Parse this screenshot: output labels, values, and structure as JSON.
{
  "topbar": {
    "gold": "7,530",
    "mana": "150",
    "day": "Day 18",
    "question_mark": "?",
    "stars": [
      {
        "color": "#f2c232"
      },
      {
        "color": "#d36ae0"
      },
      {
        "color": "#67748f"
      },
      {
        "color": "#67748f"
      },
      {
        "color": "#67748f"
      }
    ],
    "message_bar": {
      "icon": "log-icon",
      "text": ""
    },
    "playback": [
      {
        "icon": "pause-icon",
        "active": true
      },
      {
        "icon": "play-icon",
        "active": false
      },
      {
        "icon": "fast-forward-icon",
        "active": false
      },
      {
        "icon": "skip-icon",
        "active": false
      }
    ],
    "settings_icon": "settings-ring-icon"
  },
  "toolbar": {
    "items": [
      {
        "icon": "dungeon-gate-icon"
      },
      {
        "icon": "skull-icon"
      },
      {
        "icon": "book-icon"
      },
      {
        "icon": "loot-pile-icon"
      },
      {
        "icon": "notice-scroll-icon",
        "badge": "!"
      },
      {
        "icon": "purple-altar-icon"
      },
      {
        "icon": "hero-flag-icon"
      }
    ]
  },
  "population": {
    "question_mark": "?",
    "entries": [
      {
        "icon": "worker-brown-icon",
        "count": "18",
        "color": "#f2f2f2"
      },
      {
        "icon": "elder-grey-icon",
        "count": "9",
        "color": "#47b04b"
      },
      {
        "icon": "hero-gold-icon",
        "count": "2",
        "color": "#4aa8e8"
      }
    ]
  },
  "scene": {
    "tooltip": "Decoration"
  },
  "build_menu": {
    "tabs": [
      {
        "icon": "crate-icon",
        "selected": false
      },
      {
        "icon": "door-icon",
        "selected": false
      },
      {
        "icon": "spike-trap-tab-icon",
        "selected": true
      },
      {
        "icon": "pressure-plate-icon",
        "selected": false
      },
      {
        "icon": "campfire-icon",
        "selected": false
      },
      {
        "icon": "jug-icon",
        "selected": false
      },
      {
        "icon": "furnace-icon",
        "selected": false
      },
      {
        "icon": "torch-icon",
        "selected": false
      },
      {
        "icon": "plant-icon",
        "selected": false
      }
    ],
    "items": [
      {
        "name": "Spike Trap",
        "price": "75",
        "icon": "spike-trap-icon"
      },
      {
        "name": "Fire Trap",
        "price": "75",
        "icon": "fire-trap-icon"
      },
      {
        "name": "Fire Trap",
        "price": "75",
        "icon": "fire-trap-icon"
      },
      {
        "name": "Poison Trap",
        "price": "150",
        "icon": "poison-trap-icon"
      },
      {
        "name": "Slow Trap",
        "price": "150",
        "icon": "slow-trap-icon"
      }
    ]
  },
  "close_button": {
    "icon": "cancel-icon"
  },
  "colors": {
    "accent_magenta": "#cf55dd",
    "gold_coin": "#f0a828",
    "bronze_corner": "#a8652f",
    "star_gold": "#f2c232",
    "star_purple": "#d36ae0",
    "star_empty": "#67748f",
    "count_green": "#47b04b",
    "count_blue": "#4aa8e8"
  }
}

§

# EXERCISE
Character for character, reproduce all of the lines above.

# RESPONSE AREA
Parse this screenshot: output labels, values, and structure as JSON.
{
  "topbar": {
    "gold": "7,530",
    "mana": "150",
    "day": "Day 18",
    "question_mark": "?",
    "stars": [
      {
        "color": "#f2c232"
      },
      {
        "color": "#d36ae0"
      },
      {
        "color": "#67748f"
      },
      {
        "color": "#67748f"
      },
      {
        "color": "#67748f"
      }
    ],
    "message_bar": {
      "icon": "log-icon",
      "text": ""
    },
    "playback": [
      {
        "icon": "pause-icon",
        "active": true
      },
      {
        "icon": "play-icon",
        "active": false
      },
      {
        "icon": "fast-forward-icon",
        "active": false
      },
      {
        "icon": "skip-icon",
        "active": false
      }
    ],
    "settings_icon": "settings-ring-icon"
  },
  "toolbar": {
    "items": [
      {
        "icon": "dungeon-gate-icon"
      },
      {
        "icon": "skull-icon"
      },
      {
        "icon": "book-icon"
      },
      {
        "icon": "loot-pile-icon"
      },
      {
        "icon": "notice-scroll-icon",
        "badge": "!"
      },
      {
        "icon": "purple-altar-icon"
      },
      {
        "icon": "hero-flag-icon"
      }
    ]
  },
  "population": {
    "question_mark": "?",
    "entries": [
      {
        "icon": "worker-brown-icon",
        "count": "18",
        "color": "#f2f2f2"
      },
      {
        "icon": "elder-grey-icon",
        "count": "9",
        "color": "#47b04b"
      },
      {
        "icon": "hero-gold-icon",
        "count": "2",
        "color": "#4aa8e8"
      }
    ]
  },
  "scene": {
    "tooltip": "Decoration"
  },
  "build_menu": {
    "tabs": [
      {
        "icon": "crate-icon",
        "selected": false
      },
      {
        "icon": "door-icon",
        "selected": false
      },
      {
        "icon": "spike-trap-tab-icon",
        "selected": true
      },
      {
        "icon": "pressure-plate-icon",
        "selected": false
      },
      {
        "icon": "campfire-icon",
        "selected": false
      },
      {
        "icon": "jug-icon",
        "selected": false
      },
      {
        "icon": "furnace-icon",
        "selected": false
      },
      {
        "icon": "torch-icon",
        "selected": false
      },
      {
        "icon": "plant-icon",
        "selected": false
      }
    ],
    "items": [
      {
        "name": "Spike Trap",
        "price": "75",
        "icon": "spike-trap-icon"
      },
      {
        "name": "Fire Trap",
        "price": "75",
        "icon": "fire-trap-icon"
      },
      {
        "name": "Fire Trap",
        "price": "75",
        "icon": "fire-trap-icon"
      },
      {
        "name": "Poison Trap",
        "price": "150",
        "icon": "poison-trap-icon"
      },
      {
        "name": "Slow Trap",
        "price": "150",
        "icon": "slow-trap-icon"
      }
    ]
  },
  "close_button": {
    "icon": "cancel-icon"
  },
  "colors": {
    "accent_magenta": "#cf55dd",
    "gold_coin": "#f0a828",
    "bronze_corner": "#a8652f",
    "star_gold": "#f2c232",
    "star_purple": "#d36ae0",
    "star_empty": "#67748f",
    "count_green": "#47b04b",
    "count_blue": "#4aa8e8"
  }
}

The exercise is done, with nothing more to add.